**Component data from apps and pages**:
<<<<

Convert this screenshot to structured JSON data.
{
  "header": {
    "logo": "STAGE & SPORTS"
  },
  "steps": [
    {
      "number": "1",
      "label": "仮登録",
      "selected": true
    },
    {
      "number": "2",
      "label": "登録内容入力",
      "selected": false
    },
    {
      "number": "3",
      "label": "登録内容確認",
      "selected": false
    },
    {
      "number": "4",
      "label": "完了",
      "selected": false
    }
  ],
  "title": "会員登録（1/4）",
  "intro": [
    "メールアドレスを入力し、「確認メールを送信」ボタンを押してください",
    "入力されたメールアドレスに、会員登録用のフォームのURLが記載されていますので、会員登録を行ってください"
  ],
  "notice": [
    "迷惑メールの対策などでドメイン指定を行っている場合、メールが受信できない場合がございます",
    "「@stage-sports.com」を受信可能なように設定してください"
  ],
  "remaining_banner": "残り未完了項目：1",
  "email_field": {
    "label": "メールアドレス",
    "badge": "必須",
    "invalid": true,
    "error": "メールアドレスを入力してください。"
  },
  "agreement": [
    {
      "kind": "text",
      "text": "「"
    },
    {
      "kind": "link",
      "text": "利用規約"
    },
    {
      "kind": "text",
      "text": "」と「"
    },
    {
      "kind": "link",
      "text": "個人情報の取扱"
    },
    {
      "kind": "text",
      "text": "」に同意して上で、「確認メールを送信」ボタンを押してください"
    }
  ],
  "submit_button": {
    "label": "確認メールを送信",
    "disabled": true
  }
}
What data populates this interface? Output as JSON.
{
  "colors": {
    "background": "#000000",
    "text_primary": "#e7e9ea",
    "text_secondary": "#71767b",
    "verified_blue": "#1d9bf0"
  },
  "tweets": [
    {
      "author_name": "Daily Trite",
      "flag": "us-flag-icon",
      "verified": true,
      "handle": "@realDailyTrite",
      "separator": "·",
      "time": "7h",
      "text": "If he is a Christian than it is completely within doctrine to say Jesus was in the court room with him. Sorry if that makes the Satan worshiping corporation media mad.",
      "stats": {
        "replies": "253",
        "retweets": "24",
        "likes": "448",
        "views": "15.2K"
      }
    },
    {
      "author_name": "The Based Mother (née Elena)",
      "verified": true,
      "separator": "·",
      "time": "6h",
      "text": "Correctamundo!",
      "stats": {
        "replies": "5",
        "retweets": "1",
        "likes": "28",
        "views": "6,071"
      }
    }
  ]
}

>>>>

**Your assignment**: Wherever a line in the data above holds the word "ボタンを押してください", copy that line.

**Result for this task**:
    "メールアドレスを入力し、「確認メールを送信」ボタンを押してください",
      "text": "」に同意して上で、「確認メールを送信」ボタンを押してください"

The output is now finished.